┌────────
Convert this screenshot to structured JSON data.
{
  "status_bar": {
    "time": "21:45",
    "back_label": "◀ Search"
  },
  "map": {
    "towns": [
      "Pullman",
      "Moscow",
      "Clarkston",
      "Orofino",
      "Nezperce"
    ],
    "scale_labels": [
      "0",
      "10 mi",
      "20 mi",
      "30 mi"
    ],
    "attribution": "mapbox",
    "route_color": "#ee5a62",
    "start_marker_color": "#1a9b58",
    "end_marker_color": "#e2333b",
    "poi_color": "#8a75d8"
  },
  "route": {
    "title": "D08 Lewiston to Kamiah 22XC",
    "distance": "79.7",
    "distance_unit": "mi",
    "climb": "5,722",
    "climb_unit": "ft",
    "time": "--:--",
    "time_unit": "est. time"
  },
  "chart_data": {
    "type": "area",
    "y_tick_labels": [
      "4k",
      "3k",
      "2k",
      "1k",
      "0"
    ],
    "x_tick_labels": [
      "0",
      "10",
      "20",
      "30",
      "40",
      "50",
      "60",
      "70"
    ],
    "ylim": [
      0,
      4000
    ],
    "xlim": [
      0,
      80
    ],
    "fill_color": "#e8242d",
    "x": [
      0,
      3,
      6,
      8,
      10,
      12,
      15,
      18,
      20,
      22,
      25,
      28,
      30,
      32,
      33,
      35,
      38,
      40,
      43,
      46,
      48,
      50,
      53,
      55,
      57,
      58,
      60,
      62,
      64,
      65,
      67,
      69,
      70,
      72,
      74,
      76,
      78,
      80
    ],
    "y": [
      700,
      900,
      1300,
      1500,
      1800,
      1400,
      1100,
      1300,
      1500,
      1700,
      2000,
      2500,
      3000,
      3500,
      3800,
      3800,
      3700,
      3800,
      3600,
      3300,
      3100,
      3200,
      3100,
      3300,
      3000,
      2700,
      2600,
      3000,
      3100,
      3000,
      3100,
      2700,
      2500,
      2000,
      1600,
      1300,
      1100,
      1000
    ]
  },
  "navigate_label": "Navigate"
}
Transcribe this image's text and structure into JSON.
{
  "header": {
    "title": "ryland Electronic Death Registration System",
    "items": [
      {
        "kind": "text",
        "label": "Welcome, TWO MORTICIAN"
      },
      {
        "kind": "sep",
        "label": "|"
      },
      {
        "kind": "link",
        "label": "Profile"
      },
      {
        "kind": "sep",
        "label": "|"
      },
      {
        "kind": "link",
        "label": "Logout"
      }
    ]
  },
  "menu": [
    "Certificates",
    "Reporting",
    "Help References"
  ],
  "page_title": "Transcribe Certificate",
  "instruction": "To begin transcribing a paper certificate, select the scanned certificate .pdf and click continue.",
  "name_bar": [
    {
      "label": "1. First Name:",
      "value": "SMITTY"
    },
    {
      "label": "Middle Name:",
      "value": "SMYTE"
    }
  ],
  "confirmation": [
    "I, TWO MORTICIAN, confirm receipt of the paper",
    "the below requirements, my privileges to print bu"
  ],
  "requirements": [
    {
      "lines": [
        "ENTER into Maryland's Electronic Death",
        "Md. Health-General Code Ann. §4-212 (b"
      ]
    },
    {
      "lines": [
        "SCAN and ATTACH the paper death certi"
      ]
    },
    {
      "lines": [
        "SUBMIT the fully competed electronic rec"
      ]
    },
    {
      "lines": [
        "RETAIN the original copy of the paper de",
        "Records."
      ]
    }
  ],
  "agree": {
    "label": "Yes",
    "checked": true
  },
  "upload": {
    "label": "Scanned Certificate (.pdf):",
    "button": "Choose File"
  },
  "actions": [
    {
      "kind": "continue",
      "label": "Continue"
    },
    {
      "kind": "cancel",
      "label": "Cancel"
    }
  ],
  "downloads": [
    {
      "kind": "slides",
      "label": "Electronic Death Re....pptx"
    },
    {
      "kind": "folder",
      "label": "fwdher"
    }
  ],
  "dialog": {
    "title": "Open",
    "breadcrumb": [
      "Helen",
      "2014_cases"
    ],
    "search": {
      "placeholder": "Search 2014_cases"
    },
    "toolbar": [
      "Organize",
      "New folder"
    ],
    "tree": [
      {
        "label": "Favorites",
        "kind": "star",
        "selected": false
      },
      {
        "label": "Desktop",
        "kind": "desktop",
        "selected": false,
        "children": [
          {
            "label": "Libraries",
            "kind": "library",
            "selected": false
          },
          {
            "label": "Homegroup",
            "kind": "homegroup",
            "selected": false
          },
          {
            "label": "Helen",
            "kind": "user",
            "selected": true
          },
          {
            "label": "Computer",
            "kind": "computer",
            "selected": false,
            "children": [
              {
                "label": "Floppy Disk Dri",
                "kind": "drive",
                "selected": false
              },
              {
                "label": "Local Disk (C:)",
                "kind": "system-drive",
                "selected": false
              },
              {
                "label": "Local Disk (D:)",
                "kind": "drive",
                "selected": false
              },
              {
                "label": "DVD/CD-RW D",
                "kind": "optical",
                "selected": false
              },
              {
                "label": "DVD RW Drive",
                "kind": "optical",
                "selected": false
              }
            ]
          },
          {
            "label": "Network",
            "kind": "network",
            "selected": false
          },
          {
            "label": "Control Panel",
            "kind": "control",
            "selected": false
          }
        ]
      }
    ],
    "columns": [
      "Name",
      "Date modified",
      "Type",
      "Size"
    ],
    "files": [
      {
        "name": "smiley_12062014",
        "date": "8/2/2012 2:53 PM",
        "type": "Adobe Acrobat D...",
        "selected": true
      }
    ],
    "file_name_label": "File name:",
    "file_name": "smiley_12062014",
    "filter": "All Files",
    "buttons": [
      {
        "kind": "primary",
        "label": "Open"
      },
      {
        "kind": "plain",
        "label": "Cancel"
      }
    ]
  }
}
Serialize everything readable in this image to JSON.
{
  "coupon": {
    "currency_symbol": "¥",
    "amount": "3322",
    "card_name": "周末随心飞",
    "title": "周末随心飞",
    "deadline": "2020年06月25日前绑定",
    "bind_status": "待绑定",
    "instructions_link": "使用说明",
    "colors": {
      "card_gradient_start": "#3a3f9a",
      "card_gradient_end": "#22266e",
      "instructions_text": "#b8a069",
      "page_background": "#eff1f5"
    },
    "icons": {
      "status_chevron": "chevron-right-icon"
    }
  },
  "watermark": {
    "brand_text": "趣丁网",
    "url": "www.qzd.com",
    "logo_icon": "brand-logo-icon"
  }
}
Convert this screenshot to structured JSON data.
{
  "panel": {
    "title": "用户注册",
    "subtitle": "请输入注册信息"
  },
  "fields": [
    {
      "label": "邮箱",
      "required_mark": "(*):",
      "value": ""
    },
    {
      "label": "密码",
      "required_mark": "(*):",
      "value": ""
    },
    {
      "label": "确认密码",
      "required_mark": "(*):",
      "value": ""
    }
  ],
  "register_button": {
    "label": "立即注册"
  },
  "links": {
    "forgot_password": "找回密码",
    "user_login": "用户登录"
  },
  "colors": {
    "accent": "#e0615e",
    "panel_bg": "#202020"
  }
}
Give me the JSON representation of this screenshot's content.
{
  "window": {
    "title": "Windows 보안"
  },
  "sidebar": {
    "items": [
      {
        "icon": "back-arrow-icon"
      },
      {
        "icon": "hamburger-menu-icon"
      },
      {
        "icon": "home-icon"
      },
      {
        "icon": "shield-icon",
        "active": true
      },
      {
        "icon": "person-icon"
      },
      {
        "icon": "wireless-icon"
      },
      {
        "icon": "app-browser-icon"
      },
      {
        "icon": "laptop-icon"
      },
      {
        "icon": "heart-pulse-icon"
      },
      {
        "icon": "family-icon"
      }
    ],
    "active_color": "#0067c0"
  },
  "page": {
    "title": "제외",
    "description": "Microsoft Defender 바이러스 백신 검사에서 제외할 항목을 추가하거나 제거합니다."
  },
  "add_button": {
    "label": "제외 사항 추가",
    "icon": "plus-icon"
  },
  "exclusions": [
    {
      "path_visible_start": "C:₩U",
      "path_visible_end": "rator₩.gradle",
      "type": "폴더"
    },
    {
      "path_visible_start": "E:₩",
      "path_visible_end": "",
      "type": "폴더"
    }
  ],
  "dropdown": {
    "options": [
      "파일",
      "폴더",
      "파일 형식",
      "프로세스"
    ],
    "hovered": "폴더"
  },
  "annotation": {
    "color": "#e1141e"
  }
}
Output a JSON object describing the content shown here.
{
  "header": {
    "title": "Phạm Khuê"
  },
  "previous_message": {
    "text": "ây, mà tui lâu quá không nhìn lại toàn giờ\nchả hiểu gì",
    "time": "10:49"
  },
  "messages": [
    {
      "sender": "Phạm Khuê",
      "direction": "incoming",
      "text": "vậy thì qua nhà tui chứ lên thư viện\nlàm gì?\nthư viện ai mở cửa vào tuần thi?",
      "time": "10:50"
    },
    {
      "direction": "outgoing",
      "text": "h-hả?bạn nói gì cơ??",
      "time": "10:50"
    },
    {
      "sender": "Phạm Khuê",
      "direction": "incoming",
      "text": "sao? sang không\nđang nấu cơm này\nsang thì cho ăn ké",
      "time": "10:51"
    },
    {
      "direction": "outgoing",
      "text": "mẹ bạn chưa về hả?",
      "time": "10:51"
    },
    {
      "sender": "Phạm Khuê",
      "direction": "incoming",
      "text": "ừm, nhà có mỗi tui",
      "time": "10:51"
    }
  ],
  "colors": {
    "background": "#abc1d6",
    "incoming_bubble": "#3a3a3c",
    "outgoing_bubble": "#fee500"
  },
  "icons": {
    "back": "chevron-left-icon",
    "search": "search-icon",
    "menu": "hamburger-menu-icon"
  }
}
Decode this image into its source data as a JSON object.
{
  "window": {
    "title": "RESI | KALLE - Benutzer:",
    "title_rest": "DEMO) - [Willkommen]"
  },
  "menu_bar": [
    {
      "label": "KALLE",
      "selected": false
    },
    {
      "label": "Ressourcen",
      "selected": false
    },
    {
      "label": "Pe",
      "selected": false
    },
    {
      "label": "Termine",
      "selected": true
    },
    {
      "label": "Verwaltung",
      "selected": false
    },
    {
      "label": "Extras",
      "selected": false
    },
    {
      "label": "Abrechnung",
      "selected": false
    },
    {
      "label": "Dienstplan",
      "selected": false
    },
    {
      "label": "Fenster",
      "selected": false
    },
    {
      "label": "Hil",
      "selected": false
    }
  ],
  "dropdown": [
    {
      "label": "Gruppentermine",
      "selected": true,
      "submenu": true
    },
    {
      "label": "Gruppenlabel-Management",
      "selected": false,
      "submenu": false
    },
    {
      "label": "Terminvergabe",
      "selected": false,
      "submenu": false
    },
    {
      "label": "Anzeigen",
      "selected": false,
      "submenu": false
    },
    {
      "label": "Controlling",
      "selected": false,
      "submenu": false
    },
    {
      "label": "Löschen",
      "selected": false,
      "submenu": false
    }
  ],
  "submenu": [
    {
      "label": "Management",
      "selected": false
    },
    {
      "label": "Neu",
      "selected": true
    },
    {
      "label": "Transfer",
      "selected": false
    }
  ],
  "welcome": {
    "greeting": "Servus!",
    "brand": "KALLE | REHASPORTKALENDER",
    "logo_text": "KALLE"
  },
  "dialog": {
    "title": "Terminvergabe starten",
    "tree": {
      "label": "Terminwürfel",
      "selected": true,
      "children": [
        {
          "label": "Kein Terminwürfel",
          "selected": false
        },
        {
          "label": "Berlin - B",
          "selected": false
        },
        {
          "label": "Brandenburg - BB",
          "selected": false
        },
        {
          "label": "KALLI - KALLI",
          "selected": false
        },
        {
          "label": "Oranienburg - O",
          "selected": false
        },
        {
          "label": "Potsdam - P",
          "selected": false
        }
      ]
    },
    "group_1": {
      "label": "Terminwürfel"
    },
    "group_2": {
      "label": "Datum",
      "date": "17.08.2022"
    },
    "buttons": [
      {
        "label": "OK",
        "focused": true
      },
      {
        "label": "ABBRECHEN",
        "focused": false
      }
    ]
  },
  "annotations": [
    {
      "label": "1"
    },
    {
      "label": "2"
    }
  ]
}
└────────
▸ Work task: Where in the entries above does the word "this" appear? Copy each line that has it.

▸ Exercise result:
Convert this screenshot to structured JSON data.
Transcribe this image's text and structure into JSON.
Serialize everything readable in this image to JSON.
Convert this screenshot to structured JSON data.
Give me the JSON representation of this screenshot's content.
Decode this image into its source data as a JSON object.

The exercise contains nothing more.